Exercise brief
Each line in these records that contains "title" counts once. Give the number only.

________________________

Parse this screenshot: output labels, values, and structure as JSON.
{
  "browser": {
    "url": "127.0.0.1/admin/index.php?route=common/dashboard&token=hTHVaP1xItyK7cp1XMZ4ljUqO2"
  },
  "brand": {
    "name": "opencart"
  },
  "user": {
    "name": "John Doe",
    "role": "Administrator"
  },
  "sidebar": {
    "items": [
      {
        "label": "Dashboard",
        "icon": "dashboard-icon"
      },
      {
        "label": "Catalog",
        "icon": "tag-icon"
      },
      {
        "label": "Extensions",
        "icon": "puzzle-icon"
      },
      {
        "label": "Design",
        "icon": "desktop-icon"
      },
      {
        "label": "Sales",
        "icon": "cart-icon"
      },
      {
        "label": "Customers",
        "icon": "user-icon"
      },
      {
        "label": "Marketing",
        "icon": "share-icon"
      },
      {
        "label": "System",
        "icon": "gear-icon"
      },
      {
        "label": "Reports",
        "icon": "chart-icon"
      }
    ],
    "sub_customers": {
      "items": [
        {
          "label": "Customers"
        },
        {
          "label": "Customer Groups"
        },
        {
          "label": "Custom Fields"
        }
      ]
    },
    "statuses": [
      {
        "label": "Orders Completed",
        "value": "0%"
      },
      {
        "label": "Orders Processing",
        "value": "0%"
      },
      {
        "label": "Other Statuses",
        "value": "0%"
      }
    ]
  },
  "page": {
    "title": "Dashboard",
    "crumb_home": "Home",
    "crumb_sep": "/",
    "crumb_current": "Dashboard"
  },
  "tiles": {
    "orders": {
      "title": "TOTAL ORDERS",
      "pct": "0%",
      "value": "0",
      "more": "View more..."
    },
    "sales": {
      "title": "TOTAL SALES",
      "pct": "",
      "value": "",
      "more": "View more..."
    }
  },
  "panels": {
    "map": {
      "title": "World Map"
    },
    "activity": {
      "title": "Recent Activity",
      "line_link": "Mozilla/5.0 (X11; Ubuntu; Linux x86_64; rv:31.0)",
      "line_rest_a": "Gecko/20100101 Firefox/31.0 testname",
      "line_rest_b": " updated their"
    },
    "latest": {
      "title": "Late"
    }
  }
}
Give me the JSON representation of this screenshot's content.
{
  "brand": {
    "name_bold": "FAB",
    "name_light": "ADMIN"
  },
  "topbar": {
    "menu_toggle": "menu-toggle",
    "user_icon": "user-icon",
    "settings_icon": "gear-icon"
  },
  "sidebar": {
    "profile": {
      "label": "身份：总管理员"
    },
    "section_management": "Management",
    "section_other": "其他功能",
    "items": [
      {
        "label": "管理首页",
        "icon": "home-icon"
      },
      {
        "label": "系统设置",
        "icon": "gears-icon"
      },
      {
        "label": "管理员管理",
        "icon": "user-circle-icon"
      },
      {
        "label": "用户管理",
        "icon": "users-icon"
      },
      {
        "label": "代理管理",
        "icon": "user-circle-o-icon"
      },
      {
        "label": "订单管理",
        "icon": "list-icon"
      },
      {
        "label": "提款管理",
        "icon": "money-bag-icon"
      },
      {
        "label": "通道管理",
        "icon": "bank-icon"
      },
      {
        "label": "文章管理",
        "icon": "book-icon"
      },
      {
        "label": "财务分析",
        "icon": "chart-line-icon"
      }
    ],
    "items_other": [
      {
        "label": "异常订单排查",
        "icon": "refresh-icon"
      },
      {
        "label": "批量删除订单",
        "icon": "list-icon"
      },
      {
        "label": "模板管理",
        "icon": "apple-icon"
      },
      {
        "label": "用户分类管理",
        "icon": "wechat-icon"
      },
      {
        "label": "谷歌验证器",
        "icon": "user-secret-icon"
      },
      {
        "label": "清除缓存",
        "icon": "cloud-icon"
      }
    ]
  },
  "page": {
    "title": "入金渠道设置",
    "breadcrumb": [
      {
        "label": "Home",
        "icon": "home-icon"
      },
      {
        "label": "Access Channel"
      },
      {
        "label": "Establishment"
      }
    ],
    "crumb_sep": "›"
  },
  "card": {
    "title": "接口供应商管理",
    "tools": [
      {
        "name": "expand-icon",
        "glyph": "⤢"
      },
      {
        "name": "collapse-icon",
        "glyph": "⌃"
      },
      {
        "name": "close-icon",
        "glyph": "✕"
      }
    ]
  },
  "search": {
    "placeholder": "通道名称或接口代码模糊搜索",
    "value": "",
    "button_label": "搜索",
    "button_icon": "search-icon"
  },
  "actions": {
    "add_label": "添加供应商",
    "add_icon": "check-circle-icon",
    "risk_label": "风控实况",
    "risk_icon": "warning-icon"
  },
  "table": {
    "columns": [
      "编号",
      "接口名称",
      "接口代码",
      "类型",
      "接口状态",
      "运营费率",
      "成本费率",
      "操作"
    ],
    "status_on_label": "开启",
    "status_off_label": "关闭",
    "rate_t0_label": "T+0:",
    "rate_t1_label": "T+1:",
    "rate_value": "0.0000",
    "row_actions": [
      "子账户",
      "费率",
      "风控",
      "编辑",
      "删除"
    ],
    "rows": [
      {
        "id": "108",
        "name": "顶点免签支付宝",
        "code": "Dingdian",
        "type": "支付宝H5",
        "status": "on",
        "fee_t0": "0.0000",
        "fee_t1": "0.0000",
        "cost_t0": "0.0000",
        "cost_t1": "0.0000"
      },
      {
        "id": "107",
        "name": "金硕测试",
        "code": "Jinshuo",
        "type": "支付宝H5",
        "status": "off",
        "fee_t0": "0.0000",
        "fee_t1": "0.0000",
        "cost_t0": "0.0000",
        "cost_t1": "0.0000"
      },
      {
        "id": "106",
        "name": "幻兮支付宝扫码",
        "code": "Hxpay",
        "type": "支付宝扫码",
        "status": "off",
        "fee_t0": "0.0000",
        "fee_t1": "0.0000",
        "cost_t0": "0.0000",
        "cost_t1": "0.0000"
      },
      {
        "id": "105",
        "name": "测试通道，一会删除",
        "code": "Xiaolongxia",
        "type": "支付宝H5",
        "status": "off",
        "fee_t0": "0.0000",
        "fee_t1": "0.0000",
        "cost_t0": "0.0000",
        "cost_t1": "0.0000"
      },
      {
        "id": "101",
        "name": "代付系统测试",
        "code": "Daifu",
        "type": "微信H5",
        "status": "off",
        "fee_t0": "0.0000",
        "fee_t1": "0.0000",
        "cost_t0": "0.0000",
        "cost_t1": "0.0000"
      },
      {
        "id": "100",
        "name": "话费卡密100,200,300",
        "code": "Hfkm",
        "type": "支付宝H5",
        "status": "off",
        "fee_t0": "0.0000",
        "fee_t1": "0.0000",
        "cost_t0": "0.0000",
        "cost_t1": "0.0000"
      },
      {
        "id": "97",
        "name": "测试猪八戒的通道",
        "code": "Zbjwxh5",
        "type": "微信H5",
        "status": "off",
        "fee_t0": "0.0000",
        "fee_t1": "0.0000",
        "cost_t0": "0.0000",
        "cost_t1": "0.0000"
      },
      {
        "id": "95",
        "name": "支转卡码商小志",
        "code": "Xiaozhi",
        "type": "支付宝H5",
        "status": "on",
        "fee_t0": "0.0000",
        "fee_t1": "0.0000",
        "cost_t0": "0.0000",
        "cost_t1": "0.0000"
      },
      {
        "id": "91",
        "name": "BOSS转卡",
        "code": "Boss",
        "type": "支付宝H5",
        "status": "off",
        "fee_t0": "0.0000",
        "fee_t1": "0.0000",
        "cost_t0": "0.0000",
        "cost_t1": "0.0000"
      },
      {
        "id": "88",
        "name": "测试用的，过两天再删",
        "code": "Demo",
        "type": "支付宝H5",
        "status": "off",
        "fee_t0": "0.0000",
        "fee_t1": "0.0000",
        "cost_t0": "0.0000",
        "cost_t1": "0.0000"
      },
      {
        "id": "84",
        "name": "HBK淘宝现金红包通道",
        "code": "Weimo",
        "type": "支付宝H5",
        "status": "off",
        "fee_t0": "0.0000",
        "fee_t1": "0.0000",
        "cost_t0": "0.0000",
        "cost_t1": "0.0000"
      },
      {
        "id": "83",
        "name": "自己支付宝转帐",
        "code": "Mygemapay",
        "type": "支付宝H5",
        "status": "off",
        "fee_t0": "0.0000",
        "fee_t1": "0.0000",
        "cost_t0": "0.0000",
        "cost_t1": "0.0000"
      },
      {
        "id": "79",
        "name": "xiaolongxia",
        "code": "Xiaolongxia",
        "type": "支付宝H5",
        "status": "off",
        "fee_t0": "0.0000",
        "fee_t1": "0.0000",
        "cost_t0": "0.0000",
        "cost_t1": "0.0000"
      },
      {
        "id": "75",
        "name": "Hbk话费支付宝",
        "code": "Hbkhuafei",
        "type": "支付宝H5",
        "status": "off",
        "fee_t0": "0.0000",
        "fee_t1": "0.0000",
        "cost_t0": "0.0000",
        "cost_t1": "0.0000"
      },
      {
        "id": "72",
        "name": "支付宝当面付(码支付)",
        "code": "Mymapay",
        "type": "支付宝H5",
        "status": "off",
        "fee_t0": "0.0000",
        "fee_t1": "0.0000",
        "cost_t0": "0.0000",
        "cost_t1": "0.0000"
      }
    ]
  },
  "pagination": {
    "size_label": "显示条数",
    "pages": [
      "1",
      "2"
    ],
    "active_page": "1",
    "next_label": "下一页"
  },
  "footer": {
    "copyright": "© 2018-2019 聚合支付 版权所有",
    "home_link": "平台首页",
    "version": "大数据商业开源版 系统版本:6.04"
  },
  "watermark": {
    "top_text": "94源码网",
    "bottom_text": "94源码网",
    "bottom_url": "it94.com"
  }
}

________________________

Task result
8